He watched her for a second, sipping his wine, then he replied. “We’re over.” He set the wine down. “I know you dream about marrying me,” he grinned lopsidedly, looping his hand around the wine glass again. “And I appreciate the wine, but I’m sick of you. I know,” he held up his hand to stop her from protesting, while his other slid beneath the table. “I know you would never let me go, so I brought you a little present.”

Grinning again, his hand reappeared with a gun in his hand. She turned white, her words stuck in her throat.

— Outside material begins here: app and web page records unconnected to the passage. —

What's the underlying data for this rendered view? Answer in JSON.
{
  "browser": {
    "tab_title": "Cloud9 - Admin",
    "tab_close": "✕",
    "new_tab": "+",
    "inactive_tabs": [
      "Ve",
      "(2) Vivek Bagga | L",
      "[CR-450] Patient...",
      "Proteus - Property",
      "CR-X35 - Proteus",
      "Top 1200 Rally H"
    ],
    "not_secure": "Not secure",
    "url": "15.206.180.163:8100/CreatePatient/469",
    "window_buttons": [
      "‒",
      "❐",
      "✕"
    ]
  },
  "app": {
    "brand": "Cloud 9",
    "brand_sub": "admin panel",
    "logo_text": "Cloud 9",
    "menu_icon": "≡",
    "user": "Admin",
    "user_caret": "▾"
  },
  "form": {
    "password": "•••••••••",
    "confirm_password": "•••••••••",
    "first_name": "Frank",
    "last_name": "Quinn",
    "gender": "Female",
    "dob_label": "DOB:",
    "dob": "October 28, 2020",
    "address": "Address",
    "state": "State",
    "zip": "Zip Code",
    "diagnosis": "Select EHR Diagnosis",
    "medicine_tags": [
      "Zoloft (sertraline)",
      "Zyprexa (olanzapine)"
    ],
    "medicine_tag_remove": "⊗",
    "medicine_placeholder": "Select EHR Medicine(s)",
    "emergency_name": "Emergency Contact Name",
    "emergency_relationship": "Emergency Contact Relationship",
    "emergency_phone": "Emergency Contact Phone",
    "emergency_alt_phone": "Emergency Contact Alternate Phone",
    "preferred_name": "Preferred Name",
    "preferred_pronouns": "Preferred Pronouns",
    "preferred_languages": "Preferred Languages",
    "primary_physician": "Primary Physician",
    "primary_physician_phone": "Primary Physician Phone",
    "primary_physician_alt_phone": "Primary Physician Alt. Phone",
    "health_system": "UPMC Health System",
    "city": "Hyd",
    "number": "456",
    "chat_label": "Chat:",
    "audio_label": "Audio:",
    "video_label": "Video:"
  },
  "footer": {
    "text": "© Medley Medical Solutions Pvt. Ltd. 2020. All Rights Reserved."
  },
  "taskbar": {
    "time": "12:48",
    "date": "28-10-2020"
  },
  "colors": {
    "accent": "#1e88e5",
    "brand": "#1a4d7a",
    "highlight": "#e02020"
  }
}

“You’ve never meant anything for me. Except for the money you so kindly gave me, and the wine of course.” He smiled widely. “Goodbye,” he whispered, then he pulled the trigger.

© 2016

Image from free photo stock pixabay.com

Trapped in a Tunnel

Though the tunnel appeared well-lit and recently built, he hated driving his car through it. It was something he had never grown accustomed to. The narrowness of the place had him on edge.

Turning up the radio, he tried to fill the space with music, but he could still feel the walls looming over and around him. He shuddered and concentrated on the end of the tunnel. Soon, it would be over. Soon, he would be out of here.

Beside him on the floor, his prisoner stirred. He kicked him hard, not taking his eyes off the road and got a groan as a response.

Shit, he thought, as he hit the brakes hard. The cars in front of him had all slowed down almost to a stop and from behind, he could hear the wailing of police sirens above his music.

His prisoner stirred again at the sound. This time he kicked him hard. When the cars stopped moving, he shoved the other behind his seat, just in time before a police officer rapped on his window.

He nodded and smiled politely, but then he saw the man’s hand move to his gun, just as a second police officer appeared at his other door.

© 2016

Image from free photo stock pixabay.com

Late

She hated this part of the path. The branches caved in above her head, as though pushing her down. She pulled her hood closer around her head, as the fog grew denser.

She cursed herself inside. She should never have decided to take the walk through the forest. Should have taken the path along the road, illuminated by the street lights. But of course she was late again. Late and too lazy to take the safer path. She hurried faster, knowing that her dad would be annoyed that she was late yet again.

A sudden strange noise made her look sharply to the right. Were those eyes staring at her through the fog? She couldn’t tell.

She picked up her pace.

Seconds later, she was grabbed from behind, a large hand covering her mouth to stop her strangled scream from reaching her lips. She heard a soft laugh, then she lost consciousness.

© 2016

Image from free photo stock pixabay.com